**TASK BRIEF:**
Before copying, set the pictures aside; then repeat every line below verbatim.

* * * *

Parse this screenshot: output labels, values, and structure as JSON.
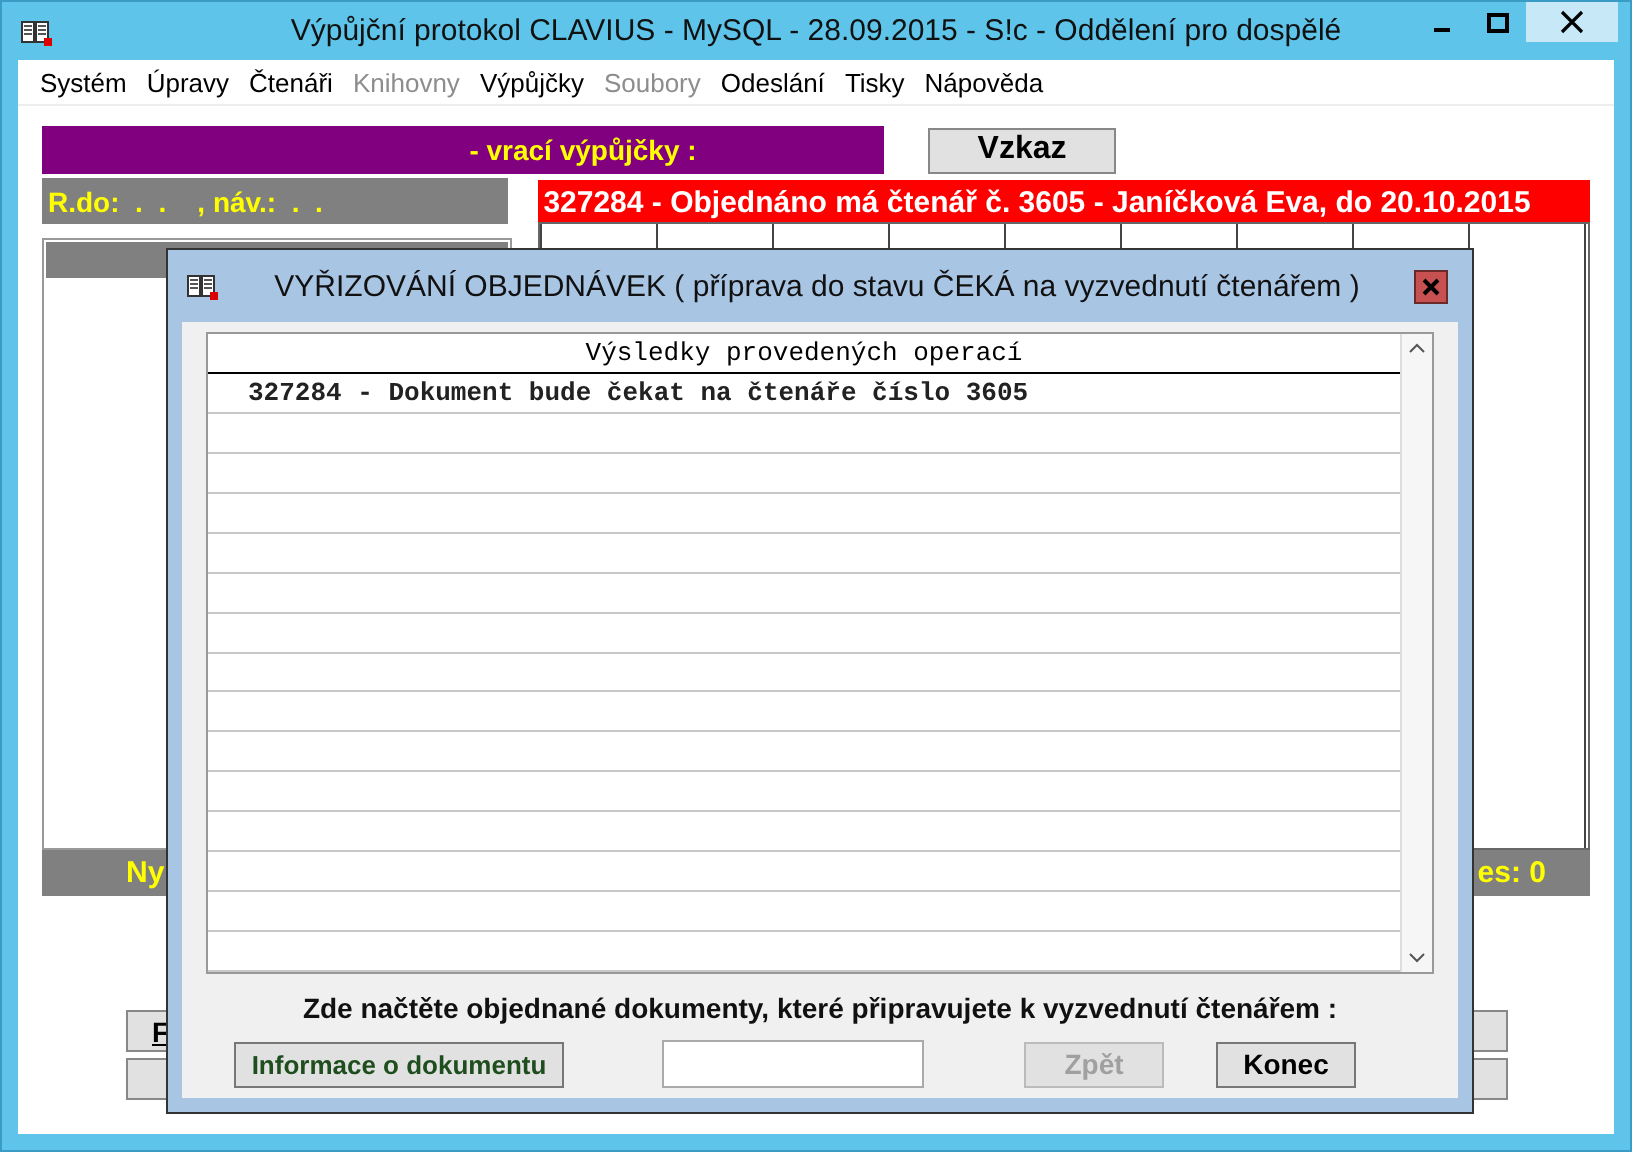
{
  "window": {
    "title": "Výpůjční protokol CLAVIUS - MySQL - 28.09.2015 - S!c - Oddělení pro dospělé"
  },
  "menu": [
    {
      "label": "Systém",
      "disabled": false
    },
    {
      "label": "Úpravy",
      "disabled": false
    },
    {
      "label": "Čtenáři",
      "disabled": false
    },
    {
      "label": "Knihovny",
      "disabled": true
    },
    {
      "label": "Výpůjčky",
      "disabled": false
    },
    {
      "label": "Soubory",
      "disabled": true
    },
    {
      "label": "Odeslání",
      "disabled": false
    },
    {
      "label": "Tisky",
      "disabled": false
    },
    {
      "label": "Nápověda",
      "disabled": false
    }
  ],
  "mode_banner": "- vrací výpůjčky :",
  "message_button": "Vzkaz",
  "dates": "R.do:  .  .    , náv.:  .  .",
  "alert": "327284 - Objednáno má čtenář č. 3605 - Janíčková Eva, do 20.10.2015",
  "status_bar": {
    "left": "Ny",
    "right": "es: 0"
  },
  "bottom_buttons": [
    {
      "label": "F"
    }
  ],
  "dialog": {
    "title": "VYŘIZOVÁNÍ OBJEDNÁVEK ( příprava do stavu ČEKÁ na vyzvednutí čtenářem )",
    "results": {
      "header": "Výsledky provedených operací",
      "rows": [
        "327284 - Dokument bude čekat na čtenáře číslo 3605"
      ]
    },
    "prompt": "Zde načtěte objednané dokumenty, které připravujete k vyzvednutí čtenářem :",
    "buttons": [
      {
        "label": "Informace o dokumentu",
        "kind": "info",
        "disabled": false
      },
      {
        "kind": "field"
      },
      {
        "label": "Zpět",
        "kind": "plain",
        "disabled": true
      },
      {
        "label": "Konec",
        "kind": "plain",
        "disabled": false
      }
    ]
  }
}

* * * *

**SOLVED PROBLEM:**
Parse this screenshot: output labels, values, and structure as JSON.
{
  "window": {
    "title": "Výpůjční protokol CLAVIUS - MySQL - 28.09.2015 - S!c - Oddělení pro dospělé"
  },
  "menu": [
    {
      "label": "Systém",
      "disabled": false
    },
    {
      "label": "Úpravy",
      "disabled": false
    },
    {
      "label": "Čtenáři",
      "disabled": false
    },
    {
      "label": "Knihovny",
      "disabled": true
    },
    {
      "label": "Výpůjčky",
      "disabled": false
    },
    {
      "label": "Soubory",
      "disabled": true
    },
    {
      "label": "Odeslání",
      "disabled": false
    },
    {
      "label": "Tisky",
      "disabled": false
    },
    {
      "label": "Nápověda",
      "disabled": false
    }
  ],
  "mode_banner": "- vrací výpůjčky :",
  "message_button": "Vzkaz",
  "dates": "R.do:  .  .    , náv.:  .  .",
  "alert": "327284 - Objednáno má čtenář č. 3605 - Janíčková Eva, do 20.10.2015",
  "status_bar": {
    "left": "Ny",
    "right": "es: 0"
  },
  "bottom_buttons": [
    {
      "label": "F"
    }
  ],
  "dialog": {
    "title": "VYŘIZOVÁNÍ OBJEDNÁVEK ( příprava do stavu ČEKÁ na vyzvednutí čtenářem )",
    "results": {
      "header": "Výsledky provedených operací",
      "rows": [
        "327284 - Dokument bude čekat na čtenáře číslo 3605"
      ]
    },
    "prompt": "Zde načtěte objednané dokumenty, které připravujete k vyzvednutí čtenářem :",
    "buttons": [
      {
        "label": "Informace o dokumentu",
        "kind": "info",
        "disabled": false
      },
      {
        "kind": "field"
      },
      {
        "label": "Zpět",
        "kind": "plain",
        "disabled": true
      },
      {
        "label": "Konec",
        "kind": "plain",
        "disabled": false
      }
    ]
  }
}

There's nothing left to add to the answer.